Here's the scam that Penny Rust, a small-time con artist played by Rebel Wilson, runs in the opening scene of The Hustle: A sleazy bro walks into a bar, expecting to meet a beautiful, buxom woman he has spent a month courting on a dating app. Instead, he's greeted by Penny, who introduces herself as the woman's sister and makes up some cockamamie story about how her sister is really flat-chested but needs only $500 to get the augmentation to become the stunner he expected. And she takes Venmo if it's convenient to him.
It's a terrible, graceless, impossible scheme, made plausible only by the idiocy of her mark, which would still have to be world-historic in order for her to pull it off. But more crucially, it's the first sign that The Hustle will fail to seduce the most important mark in any heist movie: the audience. The screenwriters can layer one double-cross after another, but if there's no sense of elegance, sophistication and fun in the way a con film toys with expectation and pulls out the rug, then the con is doomed. And the cons don't get that much smoother or smarter here than the fake-boob gambit.

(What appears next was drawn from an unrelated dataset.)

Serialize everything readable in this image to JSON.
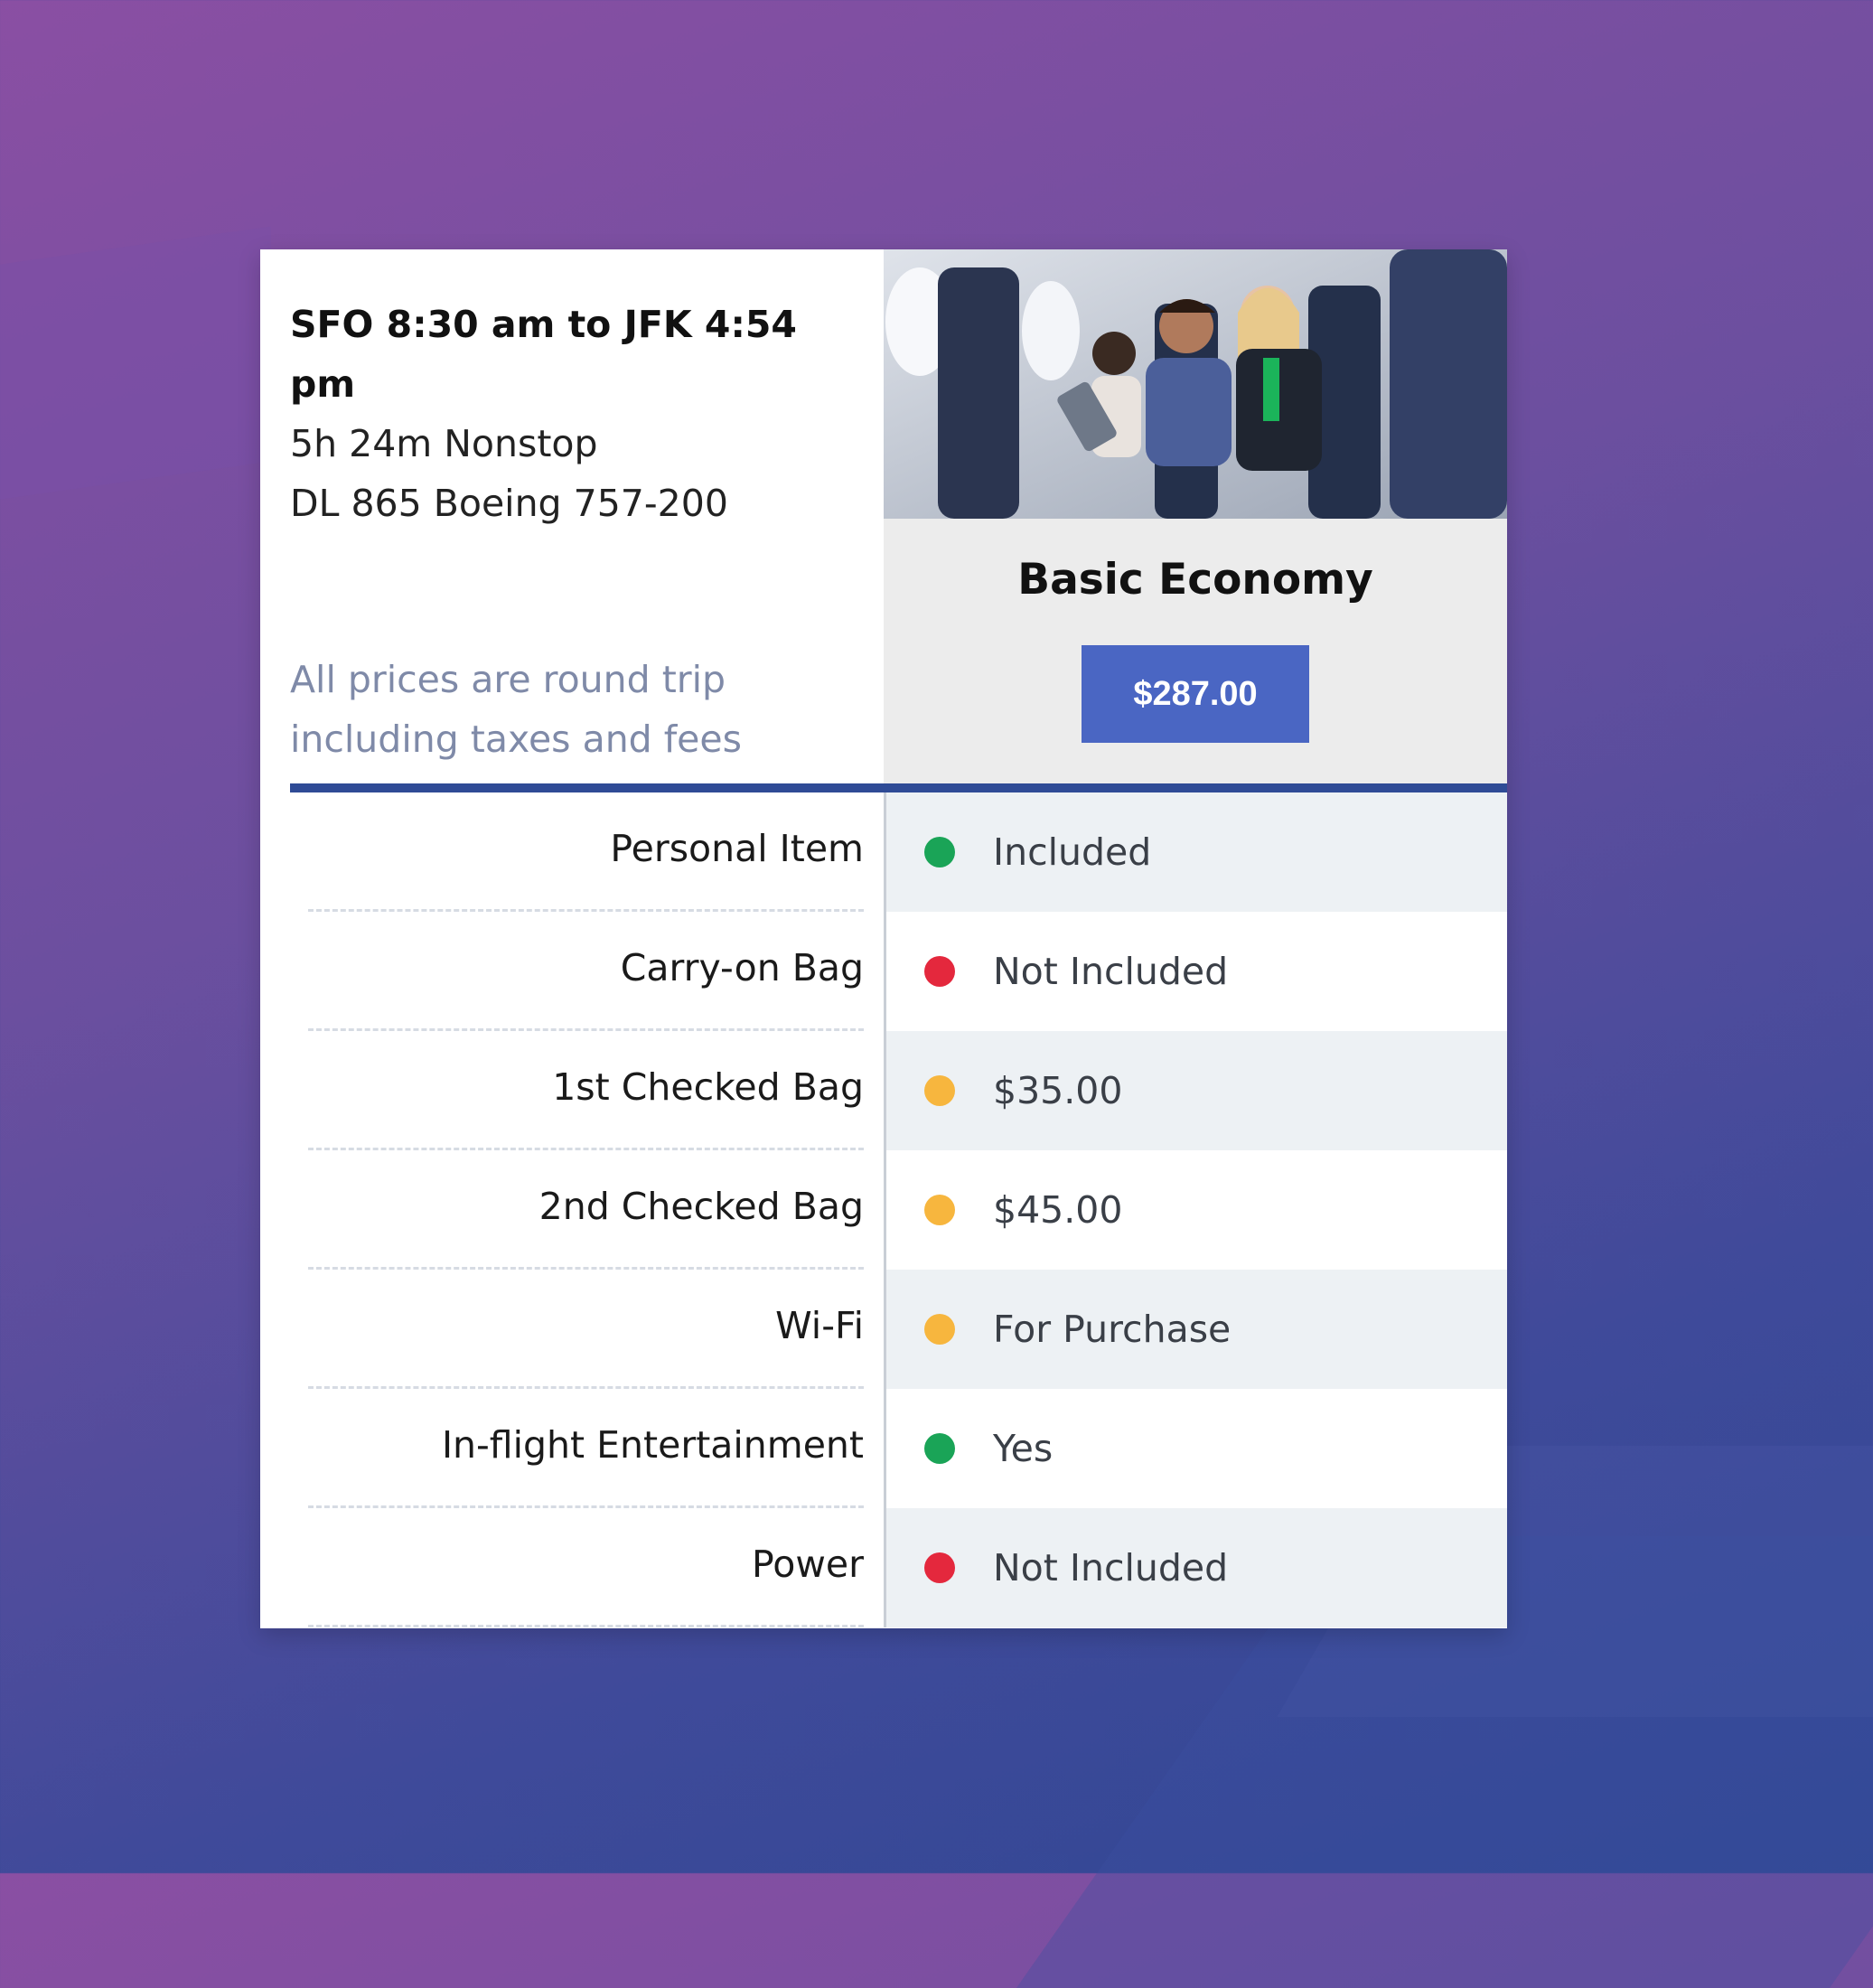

A year after being the best thing about Ocean's 8, a gender-flipped variation on the Ocean's Eleven, Anne Hathaway is back for a second gender-flipped remake of a remake, with greatly diminished returns. Part heist films, part buddy comedies, 1964's Bedtime Story and its more widely regarded 1988 remake, Dirty Rotten Scoundrels, turn on the collaboration between mismatched con artists — one a sophisticated Brit who targets the wealthy, the other a lowdown oaf who's looking to up his game. The first paired David Niven and Marlon Brando, the latter in a rare (and bizarre) comic role, and the second had Michael Caine and Steve Martin step ably into those respective parts. Hathaway and Wilson, an Aussie of cheerful vulgarity, seem like a winning combination.
The star chemistry never materializes, sullied by nonsensical scams, overly aggressive and cartoonish direction, and two lead performances that don't work together or apart. After that labored opening, there's still the lingering promise of a fizzy little comedy in the French Riviera, where Hathaway's Josephine Chesterfield makes an easy living separating ultrawealthy men from their money. When Penny follows her home, looking for a piece of the action, Josephine sees an opportunity to train her as a protégé and a partner for ever-more-lucrative scores. Once the two have successfully pulled off a few jobs together, they set their sights on a nerdy Mark Zuckerberg type (Alex Sharp) who has millions in dot-com dollars up for grabs.
The Hustle seizes on a theme, vocalized by Josephine, that justifies switching the gender roles from Bedtime Story and Dirty Rotten Scoundrels, arguing that women make better con artists because men always believe they're smarter. Her secret is simply to turn their perceived strength against them. Yet save for a nifty sleight of hand by Josephine at a casino, the thieving in The Hustle doesn't bear out her hypothesis because it relies on rank stupidity rather than a battle of wits. One "Lord of the Rings" scam, involving Josephine securing an engagement ring and Penny scaring the men away as her deranged sister, works three times within what appears to be a week or a month. How does she get a rock that fast?
Hathaway is so reliably excellent in comic, dramatic and musical roles that her stilted performance as Josephine comes as a shock, especially considering she had just stolen Ocean's 8 playing a deliciously haughty version of a Hollywood superstar. Here she works a British accent so unconvincing that Penny calls her out for its Julie Andrews quality and seems to hint that the film will reveal it as fake somewhere down the line. As for Wilson, she has always been inclined to go big and bawdy, but there's no evidence of a deeper character beyond improvised naughtiness and frequent pratfalls. It's fine that Hathaway and Wilson make an unlikely pair; it's less fine they make such an awkward pair.
The secret of a great con movie is to make a complicated job look easy, pulling off a stylish syncopation of many moving parts. The Hustle does the opposite, botching an unsophisticated job and scrambling desperately to make it seem like a snap.